“What Ruthie said was true, George; Peter and Niles don’t lift a hand to help out. She was right when she said that it isn’t fair. It’s not fair.”
“What’s unfair about it?” Mr. Grange asked impatiently. “Peter and Niles are boys. You can’t expect them to put on aprons and flit around polishing the furniture. I didn’t do that when I was a boy, and God help anybody who had suggested it.”
The Grange men aren’t even the worst. Poor Jane has a wife beater for a father—a wife beater who thinks that the Daughters of Eve might be a Communist plot.

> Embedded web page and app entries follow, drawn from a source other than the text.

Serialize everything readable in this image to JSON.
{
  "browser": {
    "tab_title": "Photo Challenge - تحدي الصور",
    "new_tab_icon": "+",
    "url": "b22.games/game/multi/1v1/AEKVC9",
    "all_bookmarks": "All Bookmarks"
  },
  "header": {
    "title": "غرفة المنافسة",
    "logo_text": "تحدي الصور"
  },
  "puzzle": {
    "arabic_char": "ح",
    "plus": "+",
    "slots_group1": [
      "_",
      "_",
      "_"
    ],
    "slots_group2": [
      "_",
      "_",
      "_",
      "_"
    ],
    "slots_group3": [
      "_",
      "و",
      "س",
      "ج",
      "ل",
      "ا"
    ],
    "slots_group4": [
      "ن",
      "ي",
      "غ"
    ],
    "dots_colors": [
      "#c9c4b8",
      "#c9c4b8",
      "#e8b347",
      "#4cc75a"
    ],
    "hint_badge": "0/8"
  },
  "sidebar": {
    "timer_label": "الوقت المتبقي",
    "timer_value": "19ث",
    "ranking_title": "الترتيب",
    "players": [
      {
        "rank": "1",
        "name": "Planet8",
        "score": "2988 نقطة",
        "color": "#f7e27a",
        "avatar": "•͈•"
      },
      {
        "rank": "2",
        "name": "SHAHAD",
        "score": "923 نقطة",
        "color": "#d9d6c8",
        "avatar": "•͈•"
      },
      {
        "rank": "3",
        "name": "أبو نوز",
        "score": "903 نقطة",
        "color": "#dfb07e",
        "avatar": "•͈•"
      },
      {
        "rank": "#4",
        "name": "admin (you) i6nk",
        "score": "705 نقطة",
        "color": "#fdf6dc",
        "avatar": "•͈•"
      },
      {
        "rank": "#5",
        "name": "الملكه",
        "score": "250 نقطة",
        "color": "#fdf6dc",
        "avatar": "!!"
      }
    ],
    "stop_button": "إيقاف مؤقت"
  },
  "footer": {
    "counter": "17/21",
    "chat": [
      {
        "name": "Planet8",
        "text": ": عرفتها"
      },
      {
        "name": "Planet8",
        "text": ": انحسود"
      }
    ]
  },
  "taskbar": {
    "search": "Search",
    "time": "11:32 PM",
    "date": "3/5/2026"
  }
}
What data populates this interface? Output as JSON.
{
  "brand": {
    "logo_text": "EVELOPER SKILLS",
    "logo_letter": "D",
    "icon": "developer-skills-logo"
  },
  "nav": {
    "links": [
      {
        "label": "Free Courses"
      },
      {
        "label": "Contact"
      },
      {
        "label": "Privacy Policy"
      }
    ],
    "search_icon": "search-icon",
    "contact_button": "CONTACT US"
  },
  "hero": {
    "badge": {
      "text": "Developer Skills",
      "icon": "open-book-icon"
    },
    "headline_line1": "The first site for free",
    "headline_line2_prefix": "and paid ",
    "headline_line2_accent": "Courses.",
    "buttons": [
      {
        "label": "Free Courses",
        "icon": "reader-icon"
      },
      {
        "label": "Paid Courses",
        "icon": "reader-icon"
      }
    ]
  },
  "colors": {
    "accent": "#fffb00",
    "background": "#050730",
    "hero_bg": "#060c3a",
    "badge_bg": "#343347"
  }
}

Yes, the term “Commies” is used. There are also references to the Korean War, Prell shampoo, LPs, John Denver and the Jitterbug. Feminism is viewed with skepticism and condescension at best, and homosexuality is explained as “a hormone thing that gets out of balance.” Well, that’s the nice take on it, courtesy of Mrs. Grange. Mr. Grange’s take involves filicide and suicide.

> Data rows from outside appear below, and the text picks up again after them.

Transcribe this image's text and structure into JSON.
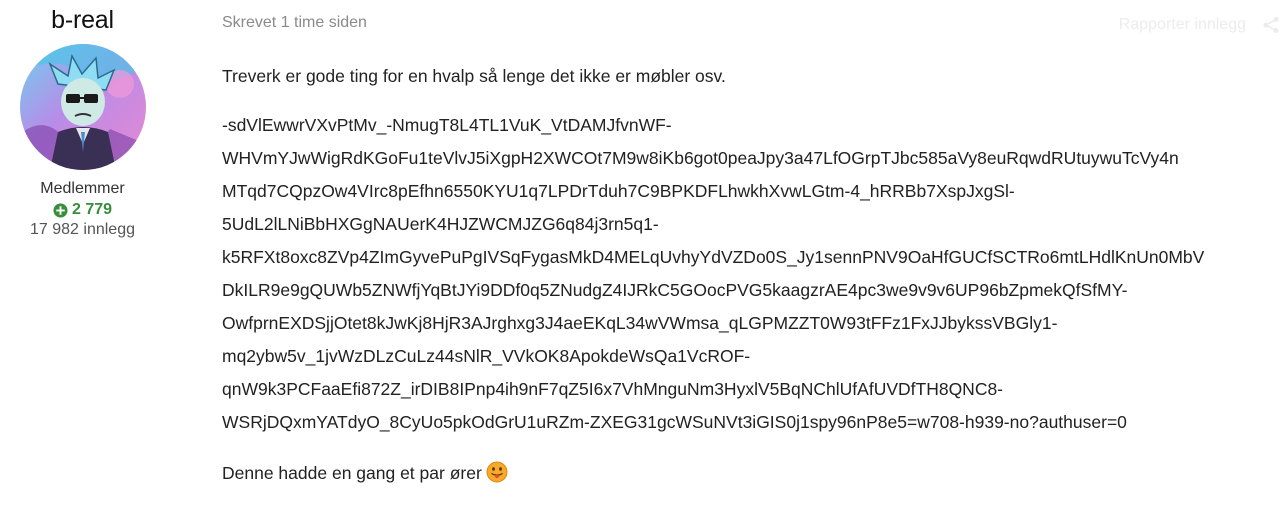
{
  "author": {
    "name": "b-real",
    "group": "Medlemmer",
    "reputation": "2 779",
    "posts": "17 982 innlegg"
  },
  "post": {
    "timestamp": "Skrevet 1 time siden",
    "report_label": "Rapporter innlegg",
    "paragraph1": "Treverk er gode ting for en hvalp så lenge det ikke er møbler osv.",
    "link_lines": [
      "-sdVlEwwrVXvPtMv_-NmugT8L4TL1VuK_VtDAMJfvnWF-",
      "WHVmYJwWigRdKGoFu1teVlvJ5iXgpH2XWCOt7M9w8iKb6got0peaJpy3a47LfOGrpTJbc585aVy8euRqwdRUtuywuTcVy4n",
      "MTqd7CQpzOw4VIrc8pEfhn6550KYU1q7LPDrTduh7C9BPKDFLhwkhXvwLGtm-4_hRRBb7XspJxgSl-",
      "5UdL2lLNiBbHXGgNAUerK4HJZWCMJZG6q84j3rn5q1-",
      "k5RFXt8oxc8ZVp4ZImGyvePuPgIVSqFygasMkD4MELqUvhyYdVZDo0S_Jy1sennPNV9OaHfGUCfSCTRo6mtLHdlKnUn0MbV",
      "DkILR9e9gQUWb5ZNWfjYqBtJYi9DDf0q5ZNudgZ4IJRkC5GOocPVG5kaagzrAE4pc3we9v9v6UP96bZpmekQfSfMY-",
      "OwfprnEXDSjjOtet8kJwKj8HjR3AJrghxg3J4aeEKqL34wVWmsa_qLGPMZZT0W93tFFz1FxJJbykssVBGly1-",
      "mq2ybw5v_1jvWzDLzCuLz44sNlR_VVkOK8ApokdeWsQa1VcROF-",
      "qnW9k3PCFaaEfi872Z_irDIB8IPnp4ih9nF7qZ5I6x7VhMnguNm3HyxlV5BqNChlUfAfUVDfTH8QNC8-",
      "WSRjDQxmYATdyO_8CyUo5pkOdGrU1uRZm-ZXEG31gcWSuNVt3iGIS0j1spy96nP8e5=w708-h939-no?authuser=0"
    ],
    "paragraph3": "Denne hadde en gang et par ører",
    "emoji": "tongue-out-face"
  },
  "colors": {
    "reputation_green": "#388e3c",
    "meta_gray": "#8a8a8a"
  }
}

I’ll give you a moment to digest that.
Despite those specifics, most of the book is less dated than you’d think—all the story lines mashed together into one book is a bit much, but any one of them would work in a contemporary novel. (Depressing? Yes.)
Despite buckets of melodrama (and let’s be honest—sometimes buckets of melodrama is what we want), despite being populated with straw men and characters who are less than three dimensional, despite the occasional misstep into Preachy Territory, Daughters of Eve is still a decent read. Duncan balances the jerks out with the decent guys, shows that the world can be unfair, and the difference between fighting injustice and perpetuating it. Dated, yes, but still capable of opening eyes, provoking thoughts and causing a serious case of the creeps.
I do wish Jane had gotten away with braining her father with the frying pan though.
1Due to the Columbine massacre, the release of Killing Mr. Griffin was delayed and the 1999 movie was renamed Teaching Mrs. Tingle.
2Ruth falls into a classic ’80s archetype, the daughter who is expected to be a live-in babysitter and maid. Unpaid naturally.
When Leila Roy is able to take time away from battling monster zucchinis in her garden, she's probably either working at the library, writing Bookshelves of Doom or reading. Check out her blog at bookshelvesofdoom.blogs.com.